Hemisferium Eastern AstrolabeC012974
This planisferic astrolabe was developed after the one made by Diya´al Din Muhammad (Lahore, 1647). The original piece can be found at the Adler Planetarium & Astronomy Museum in Chicago. The stars on its rete and all other calculus have been updated to make it functional today. It is set for latitude 22º (Mecca).
Astrolabe, from the Greek, “star searcher”, was introduced to Europe by the Arabs in the early 12th century. It became a vital tool for astronomers, astrologers, and surveyors. This astronomical computer was used to estimate the time, to measure heights of celestial bodies and geographical accidents, determine the local latitude, estimate the sunrise and sunset time and to draw horoscopes.
The astrolabe's importance not only comes from the early development of astronomy but is also effective for determining latitude on land or calm seas. It was less reliable on the moving deck of a ship in rough seas, so the mariner's astrolabe was developed to solve that problem.
In the 9th century, Muslim astronomers improved the device by introducing angular scales and azimuth lines which added to its beauty.
To use an astrolabe, the moving parts are first set to a specific date and a specific time. Once set, solar system objects are represented (both visible and invisible) in their relative positions on the instrument. The typical astrolabe was not a navigation tool, however. The similarly named 'mariner's' astrolabe was used for this purpose and was used widely in the European Renaissance.
This new astrolabe is made by hand in the same way as astrolabes were over a thousand years ago. However, the map of the sky is up to date for the 21st century. Attention to detail, historical interest and its beautiful design is brought to life in this elegant astrolabe.
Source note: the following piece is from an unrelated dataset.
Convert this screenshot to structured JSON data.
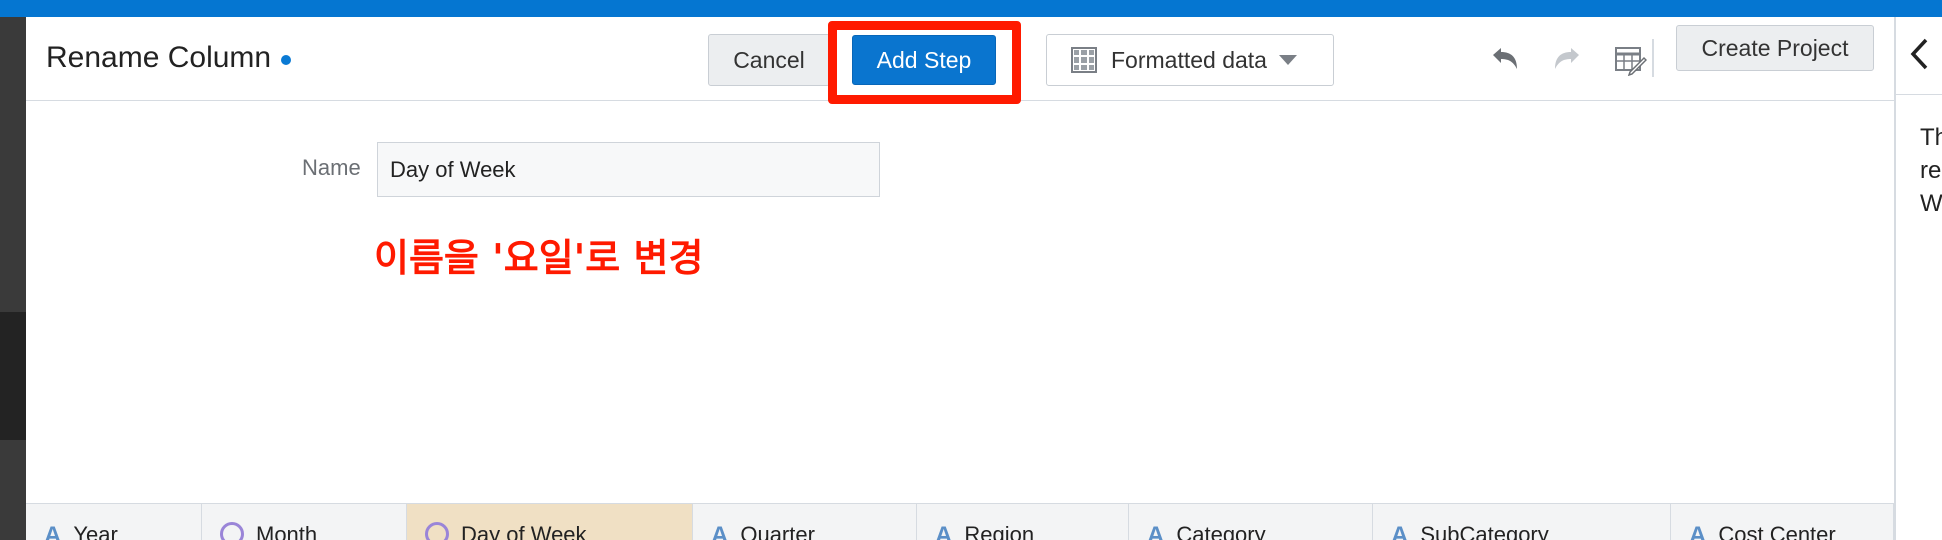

It comes complete with a wooden base and a user manual.
The astrolabe measures 245mm in height, 200mm across, and 7mm thick.